Aside from the sense of a positive and safe community United are trying to implement, the RFK stadium does show its age at 51 years since its opening. Parts of the paint are falling apart,  and big circles of water rust could be found in the between two rows in the lower section where most United supporters groups watch their team.


Recent news have showed that a group of investors could initiate the construction of a new home for United in the near future. Though there have been conversations of maybe changing cities, chief marketing officer Doug Hicks has said to the Washington Post this isn’t likely to happen.

“The emotional attachment the fans have with the team, if they think there’s a chance we aren’t going to be here, they are going to cut it off,” Hicks said.
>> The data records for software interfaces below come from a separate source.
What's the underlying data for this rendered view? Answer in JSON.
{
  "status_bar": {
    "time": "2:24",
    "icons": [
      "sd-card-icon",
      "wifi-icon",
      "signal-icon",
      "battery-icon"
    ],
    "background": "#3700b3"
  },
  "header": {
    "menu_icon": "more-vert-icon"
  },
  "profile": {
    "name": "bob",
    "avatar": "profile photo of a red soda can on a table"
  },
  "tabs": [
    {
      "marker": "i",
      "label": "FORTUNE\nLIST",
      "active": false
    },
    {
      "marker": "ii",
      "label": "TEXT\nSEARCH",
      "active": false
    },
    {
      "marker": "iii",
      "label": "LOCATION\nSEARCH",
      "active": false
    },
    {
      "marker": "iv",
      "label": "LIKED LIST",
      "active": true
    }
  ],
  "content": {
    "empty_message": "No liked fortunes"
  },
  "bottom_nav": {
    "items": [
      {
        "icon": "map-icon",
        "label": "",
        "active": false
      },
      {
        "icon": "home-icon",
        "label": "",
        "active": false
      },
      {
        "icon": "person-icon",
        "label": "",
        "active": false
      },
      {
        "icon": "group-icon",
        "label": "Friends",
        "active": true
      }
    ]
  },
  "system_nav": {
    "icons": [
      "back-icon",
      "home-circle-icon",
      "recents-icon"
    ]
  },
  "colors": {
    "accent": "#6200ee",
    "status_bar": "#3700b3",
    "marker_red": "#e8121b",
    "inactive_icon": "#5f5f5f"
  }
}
But maybe they should also consider a smaller number of seats available from the current 45,596 at RFK. Back in 2001, the average was 21,518 supporters, but since then the stadium has seen a dramatic decrease to 13, 846 last season. The five-year playoff drought for United can be pointed to as one of the factors that have influenced the drop in attendance. However, during the 2013 home opening match, there were 17,072 supporters.

The over 17,000 fans present threw a party that showed me a fusion of South American flags and music from percussion instruments to European-style cheers.


A great visual for the home opening game was the showing of the District of Columbia flag.


The excitement was not restricted to the standings; a fan passed from boyfriend to a future groom after his girlfriend accepted his proposal during half time.

The sense of community in the stadium — with a vast number of families attending as well as the astonishing number of young kids running around with soccer balls in the parking lot — sends a strong statement that MLS and soccer are here to stay.

This mix of South American and European styles in the stands and the addition of players from both continents arriving to the MLS each year helps enthusiasts not only in D.C. but throughout the MLS in developing the league even further.

And, maybe my first-time viewer lucky charm was of some help since the team was able to obtain a victory during the opener, which did not occur last season

Post a Comment